Life skills, it turns out, aren’t all that bad.
They can actually be very beneficial, according to a study published by the University of Pennsylvania.
The study, conducted by doctoral candidate Jennifer J. Ahern, shows that people who score high on a life skill index—the kind of scores people are typically measuring as they begin working with a new job or start their own business—have better outcomes in life.
And that doesn’t mean everyone is necessarily better off.
The skills that make people better at something are just as likely to be bad at something else.
It’s a big part of why, for example, people who work in a high-stress environment can end up having less empathy, less resilience, and lower mental health than people who are comfortable in their own skin.
Life skills are all about understanding the rules of the game and understanding your limits.
So if you’re a good person who knows how to do the right thing, and if you also know how to be honest and ethical, that’s going to be a huge plus.
Life skill index scores, or LSIs, are a metric used by employers to measure employees’ performance on job-related tasks and are based on multiple factors, such as their age, education, experience, and job title.
A typical person can score up to 40 on the LSI.
A person who scored 50 would be considered a strong achiever.
A low score would be a low achiever, and a high score would put them in the middle.
A score of zero would mean that the person didn’t have enough skills to be able to do that job effectively.
The LSI has existed since the 1960s, and it’s been used to measure workers’ ability to cope with change and learn from their mistakes.
The latest iteration of the index, which was developed in 2009, was designed to help companies assess the performance of people and to evaluate employees’ competencies.
But as it turns the LSIs have fallen out of favor with employers, which has made it difficult to find good employers to hire people on the index.
Instead, employers now use a number of different criteria to assess a job applicant’s potential for a given position.
It includes factors like job experience and experience in a specific skill area, as well as how well the applicant has performed during the previous five years in that area.
That includes a number other factors, like how well they have done on standardized tests.
According to the study, people with higher LSIs tended to perform better on tests and in life tasks that are known to be useful in job hunting.
The researchers found that people with high LSIs were more likely to report having higher levels of trust and self-esteem, were more motivated, and had a better sense of self-worth.

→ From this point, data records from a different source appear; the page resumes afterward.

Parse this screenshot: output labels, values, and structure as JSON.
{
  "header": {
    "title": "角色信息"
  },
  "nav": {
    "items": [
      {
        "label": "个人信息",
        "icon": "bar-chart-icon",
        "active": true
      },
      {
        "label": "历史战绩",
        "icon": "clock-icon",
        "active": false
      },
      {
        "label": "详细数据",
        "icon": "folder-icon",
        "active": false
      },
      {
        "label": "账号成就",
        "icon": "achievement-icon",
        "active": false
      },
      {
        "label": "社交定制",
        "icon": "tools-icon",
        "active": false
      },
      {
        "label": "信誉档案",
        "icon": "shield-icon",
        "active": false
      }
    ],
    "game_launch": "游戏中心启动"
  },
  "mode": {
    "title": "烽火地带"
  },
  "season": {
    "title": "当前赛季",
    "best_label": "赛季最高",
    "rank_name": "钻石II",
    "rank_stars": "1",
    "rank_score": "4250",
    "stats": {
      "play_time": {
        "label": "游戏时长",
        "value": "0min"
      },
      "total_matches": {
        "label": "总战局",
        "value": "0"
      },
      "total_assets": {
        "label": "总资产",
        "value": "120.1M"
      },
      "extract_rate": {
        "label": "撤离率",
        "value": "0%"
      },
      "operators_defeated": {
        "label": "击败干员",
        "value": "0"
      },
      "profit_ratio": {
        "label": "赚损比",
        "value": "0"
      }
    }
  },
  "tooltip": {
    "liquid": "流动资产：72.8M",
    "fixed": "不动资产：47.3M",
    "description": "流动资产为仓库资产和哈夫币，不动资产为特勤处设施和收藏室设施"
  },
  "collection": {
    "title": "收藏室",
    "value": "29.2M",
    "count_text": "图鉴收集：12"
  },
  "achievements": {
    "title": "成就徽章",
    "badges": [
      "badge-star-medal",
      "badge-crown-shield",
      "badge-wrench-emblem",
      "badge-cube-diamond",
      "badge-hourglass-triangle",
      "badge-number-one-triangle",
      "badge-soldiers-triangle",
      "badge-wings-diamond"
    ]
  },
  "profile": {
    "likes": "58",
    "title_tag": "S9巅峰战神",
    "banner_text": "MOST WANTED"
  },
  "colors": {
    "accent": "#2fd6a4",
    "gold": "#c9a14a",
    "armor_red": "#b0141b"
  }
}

The people who scored high on LSIs also scored higher on a number related measures of life skills, such the “positive emotions” scale, which measures how sensitive people are to positive emotions, such happiness.
As Ahern told Vice News, these findings are consistent with a number that we’ve seen over the last few decades.
You can see a similar pattern in studies of the American people, in particular, studies showing that people score higher on measures of positive emotions and less on measures related to mental health.
There are lots of different factors that could be at play here, but it is clear that the rise of the LSInnovation Index has helped to explain some of these trends, as companies have begun to shift away from relying on the old index.
As the researchers explain in the study: The rise of Innovation Index scores has been associated with a general shift toward more creative, collaborative, and innovative work environments.
This shift in workplace culture may have led to a change in the LSAs that led to greater productivity and improved performance on some job-specific tasks.
This study was conducted in collaboration with the University and the Center for Applied Psychology.